Work request - Within the records below, how many lines hold the word "title"? Only the number should be returned.

Supplied records -
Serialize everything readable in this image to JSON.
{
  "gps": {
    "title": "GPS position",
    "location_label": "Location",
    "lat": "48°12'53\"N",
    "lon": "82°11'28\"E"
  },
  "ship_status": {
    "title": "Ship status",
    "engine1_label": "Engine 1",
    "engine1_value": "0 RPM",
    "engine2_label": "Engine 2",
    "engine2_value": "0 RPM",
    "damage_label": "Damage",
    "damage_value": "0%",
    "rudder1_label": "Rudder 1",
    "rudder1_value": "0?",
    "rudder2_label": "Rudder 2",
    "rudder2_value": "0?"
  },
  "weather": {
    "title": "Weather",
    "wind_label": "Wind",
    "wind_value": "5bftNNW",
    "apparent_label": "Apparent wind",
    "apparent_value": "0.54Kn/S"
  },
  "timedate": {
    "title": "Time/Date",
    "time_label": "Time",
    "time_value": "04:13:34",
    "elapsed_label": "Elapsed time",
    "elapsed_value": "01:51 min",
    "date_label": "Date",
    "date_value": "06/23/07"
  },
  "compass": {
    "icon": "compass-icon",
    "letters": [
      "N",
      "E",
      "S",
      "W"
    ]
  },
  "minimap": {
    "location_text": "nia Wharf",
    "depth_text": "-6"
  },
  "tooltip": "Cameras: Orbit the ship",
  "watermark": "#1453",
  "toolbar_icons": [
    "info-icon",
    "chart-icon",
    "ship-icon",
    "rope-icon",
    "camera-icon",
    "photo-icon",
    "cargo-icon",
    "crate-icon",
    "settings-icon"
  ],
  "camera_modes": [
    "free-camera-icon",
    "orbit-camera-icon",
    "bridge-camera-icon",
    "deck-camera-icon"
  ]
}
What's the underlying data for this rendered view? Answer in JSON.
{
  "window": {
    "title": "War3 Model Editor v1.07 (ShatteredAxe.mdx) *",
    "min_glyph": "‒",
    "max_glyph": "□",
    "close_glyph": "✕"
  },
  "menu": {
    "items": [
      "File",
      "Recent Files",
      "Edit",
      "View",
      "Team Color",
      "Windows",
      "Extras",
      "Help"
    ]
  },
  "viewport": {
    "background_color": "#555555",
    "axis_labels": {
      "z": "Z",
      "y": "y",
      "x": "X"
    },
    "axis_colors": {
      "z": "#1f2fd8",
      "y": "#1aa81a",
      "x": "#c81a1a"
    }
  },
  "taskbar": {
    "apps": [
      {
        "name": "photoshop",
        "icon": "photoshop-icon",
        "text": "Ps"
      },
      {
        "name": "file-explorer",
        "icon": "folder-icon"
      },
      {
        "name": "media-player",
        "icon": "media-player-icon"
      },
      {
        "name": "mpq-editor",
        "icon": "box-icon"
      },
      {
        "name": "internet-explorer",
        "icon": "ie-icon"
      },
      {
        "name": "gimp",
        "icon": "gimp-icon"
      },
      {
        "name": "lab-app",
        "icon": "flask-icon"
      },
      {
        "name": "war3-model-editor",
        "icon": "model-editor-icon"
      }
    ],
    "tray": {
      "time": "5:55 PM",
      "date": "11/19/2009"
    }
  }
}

Output below - 5